That's why we need to extend grace and mercy toward one another. Over and over again we have to remind ourselves of Jesus vital words, "Treat others the way you want to be treated." (Matthew 7:12 … Follis paraphrase)
I heard a recent sermon on-line by an old Bible college classmate. He is a talented guy with graduate degrees aplenty and loads of experience. But in the sermon he went on and on about a certain behavior that was sinful. He ran it into the ground, basically shaming the listeners.
And I thought, "Good grief, man, back off." But then I thought, "Well, maybe I don't know the entire situation. Perhaps there's more to it than I am hearing. I guess I should let the cutting edge of my judgment be mercy and cut him the same slack I'd want him to cut me if he heard a sermon by me." (It still bugged me.)
People were even disappointing each other in one of my favorite early churches, the church at Philippi. Yep, they sure were. Paul says in chapter 4 verse 2: "Now I appeal to you Euodia and Syntyche. Please, because you belong to the Lord, settle your disagreement.." Maybe they did; maybe they didn't.

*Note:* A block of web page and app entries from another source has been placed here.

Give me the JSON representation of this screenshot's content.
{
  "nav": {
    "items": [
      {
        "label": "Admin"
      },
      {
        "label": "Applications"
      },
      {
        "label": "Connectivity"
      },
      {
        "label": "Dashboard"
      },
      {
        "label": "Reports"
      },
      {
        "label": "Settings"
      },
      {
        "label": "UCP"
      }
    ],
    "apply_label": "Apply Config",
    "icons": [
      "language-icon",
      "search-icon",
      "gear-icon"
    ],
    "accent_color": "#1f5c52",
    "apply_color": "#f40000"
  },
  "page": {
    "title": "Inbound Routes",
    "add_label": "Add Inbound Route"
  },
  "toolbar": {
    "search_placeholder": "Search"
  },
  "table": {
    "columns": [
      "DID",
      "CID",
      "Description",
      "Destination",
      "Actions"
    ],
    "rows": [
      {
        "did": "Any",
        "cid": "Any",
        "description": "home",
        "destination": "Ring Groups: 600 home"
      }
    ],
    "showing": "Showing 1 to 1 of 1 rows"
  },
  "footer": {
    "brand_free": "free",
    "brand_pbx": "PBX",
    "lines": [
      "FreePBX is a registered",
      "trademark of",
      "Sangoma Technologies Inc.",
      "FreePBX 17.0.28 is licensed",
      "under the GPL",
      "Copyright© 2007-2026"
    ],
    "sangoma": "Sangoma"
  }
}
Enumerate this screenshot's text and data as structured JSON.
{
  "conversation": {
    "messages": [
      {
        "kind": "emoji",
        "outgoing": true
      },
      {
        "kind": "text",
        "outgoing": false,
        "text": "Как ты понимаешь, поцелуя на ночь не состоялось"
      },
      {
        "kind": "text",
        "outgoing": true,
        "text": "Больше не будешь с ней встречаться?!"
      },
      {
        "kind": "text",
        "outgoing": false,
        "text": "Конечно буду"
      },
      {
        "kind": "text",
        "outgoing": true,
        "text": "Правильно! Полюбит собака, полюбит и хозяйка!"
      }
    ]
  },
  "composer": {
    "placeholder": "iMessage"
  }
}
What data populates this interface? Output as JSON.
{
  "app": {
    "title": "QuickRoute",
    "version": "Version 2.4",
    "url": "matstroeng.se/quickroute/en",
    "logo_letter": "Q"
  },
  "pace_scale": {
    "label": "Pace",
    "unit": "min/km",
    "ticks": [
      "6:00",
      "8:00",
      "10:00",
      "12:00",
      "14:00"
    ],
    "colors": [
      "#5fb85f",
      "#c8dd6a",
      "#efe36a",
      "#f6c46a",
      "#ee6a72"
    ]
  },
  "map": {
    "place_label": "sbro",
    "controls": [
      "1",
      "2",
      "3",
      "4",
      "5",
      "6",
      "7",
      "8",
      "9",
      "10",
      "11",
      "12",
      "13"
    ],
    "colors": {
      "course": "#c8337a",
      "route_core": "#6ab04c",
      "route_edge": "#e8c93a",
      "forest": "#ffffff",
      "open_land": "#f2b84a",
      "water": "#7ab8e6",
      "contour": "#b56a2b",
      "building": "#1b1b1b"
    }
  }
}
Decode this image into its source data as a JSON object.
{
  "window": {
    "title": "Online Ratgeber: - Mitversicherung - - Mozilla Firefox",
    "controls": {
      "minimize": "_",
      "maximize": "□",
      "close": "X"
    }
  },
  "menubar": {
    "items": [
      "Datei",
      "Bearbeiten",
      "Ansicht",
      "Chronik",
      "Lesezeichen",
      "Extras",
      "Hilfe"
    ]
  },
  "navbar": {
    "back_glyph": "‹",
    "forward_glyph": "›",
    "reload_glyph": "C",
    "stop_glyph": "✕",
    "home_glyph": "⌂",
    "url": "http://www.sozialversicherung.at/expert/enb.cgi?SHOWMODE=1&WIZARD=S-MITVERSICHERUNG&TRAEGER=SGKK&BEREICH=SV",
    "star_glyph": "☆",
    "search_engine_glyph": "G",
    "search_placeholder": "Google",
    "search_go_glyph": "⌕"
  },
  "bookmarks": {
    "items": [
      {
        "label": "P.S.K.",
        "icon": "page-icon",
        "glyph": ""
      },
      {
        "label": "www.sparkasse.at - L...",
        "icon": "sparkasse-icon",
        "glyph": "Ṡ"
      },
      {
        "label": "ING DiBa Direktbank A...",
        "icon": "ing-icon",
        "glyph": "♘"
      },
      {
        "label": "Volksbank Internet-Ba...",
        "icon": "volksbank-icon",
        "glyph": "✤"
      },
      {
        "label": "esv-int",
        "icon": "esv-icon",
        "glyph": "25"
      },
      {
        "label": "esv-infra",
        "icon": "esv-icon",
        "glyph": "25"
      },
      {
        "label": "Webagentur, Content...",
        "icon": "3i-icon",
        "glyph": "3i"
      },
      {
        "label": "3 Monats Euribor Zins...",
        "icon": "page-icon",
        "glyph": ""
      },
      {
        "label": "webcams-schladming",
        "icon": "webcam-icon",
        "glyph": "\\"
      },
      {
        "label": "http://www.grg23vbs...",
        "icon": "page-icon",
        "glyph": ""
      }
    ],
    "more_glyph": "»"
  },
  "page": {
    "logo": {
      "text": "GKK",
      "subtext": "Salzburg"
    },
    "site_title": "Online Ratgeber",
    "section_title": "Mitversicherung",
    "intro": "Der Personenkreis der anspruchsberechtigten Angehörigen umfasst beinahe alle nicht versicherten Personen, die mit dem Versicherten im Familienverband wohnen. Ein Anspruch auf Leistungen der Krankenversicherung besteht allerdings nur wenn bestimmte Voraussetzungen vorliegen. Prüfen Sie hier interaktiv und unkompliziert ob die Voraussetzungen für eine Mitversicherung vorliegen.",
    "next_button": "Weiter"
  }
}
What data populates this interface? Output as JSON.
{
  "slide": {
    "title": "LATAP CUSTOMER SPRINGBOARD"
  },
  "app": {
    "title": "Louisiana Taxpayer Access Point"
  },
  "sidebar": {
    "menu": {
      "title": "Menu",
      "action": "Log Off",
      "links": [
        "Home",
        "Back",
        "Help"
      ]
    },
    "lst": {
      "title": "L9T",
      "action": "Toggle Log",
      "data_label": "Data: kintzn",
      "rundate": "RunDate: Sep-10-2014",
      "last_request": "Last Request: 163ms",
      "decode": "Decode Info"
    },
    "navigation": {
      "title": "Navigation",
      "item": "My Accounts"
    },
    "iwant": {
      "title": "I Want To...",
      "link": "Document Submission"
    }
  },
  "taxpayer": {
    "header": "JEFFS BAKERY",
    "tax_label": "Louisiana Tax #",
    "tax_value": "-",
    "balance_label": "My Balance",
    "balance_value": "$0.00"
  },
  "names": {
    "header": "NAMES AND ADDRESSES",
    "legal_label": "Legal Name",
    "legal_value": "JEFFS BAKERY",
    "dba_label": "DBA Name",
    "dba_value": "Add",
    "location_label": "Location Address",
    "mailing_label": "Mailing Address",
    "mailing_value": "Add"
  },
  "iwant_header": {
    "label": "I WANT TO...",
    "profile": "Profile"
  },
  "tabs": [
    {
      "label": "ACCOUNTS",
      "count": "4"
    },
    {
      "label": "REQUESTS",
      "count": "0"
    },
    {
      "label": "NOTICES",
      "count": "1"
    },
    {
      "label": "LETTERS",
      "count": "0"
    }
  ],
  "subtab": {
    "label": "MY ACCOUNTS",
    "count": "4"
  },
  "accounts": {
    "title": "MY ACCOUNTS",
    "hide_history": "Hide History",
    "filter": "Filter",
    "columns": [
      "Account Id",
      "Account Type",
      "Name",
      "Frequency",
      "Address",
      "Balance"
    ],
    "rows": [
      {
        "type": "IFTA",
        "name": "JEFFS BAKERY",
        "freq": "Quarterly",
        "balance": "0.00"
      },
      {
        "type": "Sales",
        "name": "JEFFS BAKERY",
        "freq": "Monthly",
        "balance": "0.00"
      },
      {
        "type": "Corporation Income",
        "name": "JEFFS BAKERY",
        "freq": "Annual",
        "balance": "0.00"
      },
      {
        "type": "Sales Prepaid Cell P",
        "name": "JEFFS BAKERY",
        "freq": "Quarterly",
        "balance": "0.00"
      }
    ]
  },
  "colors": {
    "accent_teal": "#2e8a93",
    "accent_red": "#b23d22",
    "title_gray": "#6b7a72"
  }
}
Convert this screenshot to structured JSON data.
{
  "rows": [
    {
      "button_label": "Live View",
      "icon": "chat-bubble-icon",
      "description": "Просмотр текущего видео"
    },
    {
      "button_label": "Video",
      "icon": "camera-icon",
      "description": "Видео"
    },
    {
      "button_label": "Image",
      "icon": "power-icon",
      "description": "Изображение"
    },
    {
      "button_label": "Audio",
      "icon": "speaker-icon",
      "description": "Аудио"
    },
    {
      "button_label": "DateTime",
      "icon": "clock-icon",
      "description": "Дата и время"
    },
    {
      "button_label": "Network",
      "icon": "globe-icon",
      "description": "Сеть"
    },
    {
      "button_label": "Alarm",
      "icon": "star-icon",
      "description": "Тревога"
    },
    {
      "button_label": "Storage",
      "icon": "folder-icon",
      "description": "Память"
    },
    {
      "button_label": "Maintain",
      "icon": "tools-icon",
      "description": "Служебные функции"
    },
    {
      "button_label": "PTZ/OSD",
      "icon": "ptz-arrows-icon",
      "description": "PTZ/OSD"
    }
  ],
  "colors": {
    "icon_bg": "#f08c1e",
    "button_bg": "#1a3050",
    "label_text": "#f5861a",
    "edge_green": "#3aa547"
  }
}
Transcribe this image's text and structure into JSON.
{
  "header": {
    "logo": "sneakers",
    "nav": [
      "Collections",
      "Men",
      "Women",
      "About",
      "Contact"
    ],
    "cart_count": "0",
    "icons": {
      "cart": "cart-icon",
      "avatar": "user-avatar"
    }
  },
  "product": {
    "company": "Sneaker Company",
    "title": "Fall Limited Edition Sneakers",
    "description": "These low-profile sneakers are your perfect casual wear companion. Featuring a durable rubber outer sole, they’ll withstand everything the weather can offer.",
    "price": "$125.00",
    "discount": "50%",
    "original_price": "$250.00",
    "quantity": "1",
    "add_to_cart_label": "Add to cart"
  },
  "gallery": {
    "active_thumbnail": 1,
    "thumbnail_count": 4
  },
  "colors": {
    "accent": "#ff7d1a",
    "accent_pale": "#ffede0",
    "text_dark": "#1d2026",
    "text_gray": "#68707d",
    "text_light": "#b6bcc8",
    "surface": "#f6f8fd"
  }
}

It take a lot of patience, a lot grace and a lot of understanding to give people with whom you disagree the benefit of the doubt. Indeed, it has occurred to me that some days I must be the toughest guy in the world to get along with.
Can there be deep sighing even as we give others the benefit of the doubt? Or are those two mutually exclusive?